Exercise prompt:
Select and reproduce each line of the listing below that bears the string "content".

Input data:
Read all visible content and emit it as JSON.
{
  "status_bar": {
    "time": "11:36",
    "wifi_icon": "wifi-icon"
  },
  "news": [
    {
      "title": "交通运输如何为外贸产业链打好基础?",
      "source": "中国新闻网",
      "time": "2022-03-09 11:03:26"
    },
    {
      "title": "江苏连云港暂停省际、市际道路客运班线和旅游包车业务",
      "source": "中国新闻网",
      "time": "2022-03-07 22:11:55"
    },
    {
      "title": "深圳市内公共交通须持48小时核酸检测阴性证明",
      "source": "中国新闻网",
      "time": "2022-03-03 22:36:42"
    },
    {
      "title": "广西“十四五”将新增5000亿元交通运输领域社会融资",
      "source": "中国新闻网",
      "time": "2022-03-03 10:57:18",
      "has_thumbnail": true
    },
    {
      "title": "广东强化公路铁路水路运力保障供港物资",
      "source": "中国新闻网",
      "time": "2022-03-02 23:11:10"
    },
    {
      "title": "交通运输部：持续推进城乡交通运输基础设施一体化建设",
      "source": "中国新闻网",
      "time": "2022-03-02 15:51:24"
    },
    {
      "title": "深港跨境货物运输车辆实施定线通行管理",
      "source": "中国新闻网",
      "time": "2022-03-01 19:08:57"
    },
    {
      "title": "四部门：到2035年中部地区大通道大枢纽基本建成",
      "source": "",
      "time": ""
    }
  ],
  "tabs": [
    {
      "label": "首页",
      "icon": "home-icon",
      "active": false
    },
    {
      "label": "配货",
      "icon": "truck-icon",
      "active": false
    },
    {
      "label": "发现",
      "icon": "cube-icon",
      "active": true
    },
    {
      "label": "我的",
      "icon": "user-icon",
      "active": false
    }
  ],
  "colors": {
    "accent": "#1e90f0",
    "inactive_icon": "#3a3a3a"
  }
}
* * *
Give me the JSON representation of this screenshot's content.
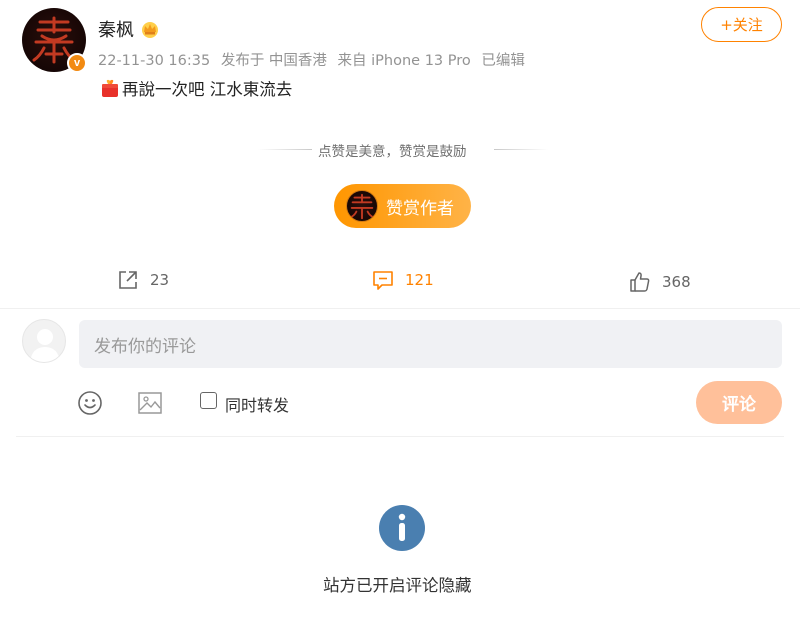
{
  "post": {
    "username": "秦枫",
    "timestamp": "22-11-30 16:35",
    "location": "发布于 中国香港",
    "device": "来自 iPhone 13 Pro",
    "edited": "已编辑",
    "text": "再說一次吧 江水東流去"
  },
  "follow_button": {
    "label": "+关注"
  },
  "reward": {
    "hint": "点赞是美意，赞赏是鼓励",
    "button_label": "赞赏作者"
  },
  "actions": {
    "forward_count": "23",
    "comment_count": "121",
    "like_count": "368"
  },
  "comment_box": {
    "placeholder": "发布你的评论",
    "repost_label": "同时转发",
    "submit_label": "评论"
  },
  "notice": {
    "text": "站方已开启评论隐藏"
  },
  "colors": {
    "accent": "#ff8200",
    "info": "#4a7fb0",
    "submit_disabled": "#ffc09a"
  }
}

Expected output:
Read all visible content and emit it as JSON.
Give me the JSON representation of this screenshot's content.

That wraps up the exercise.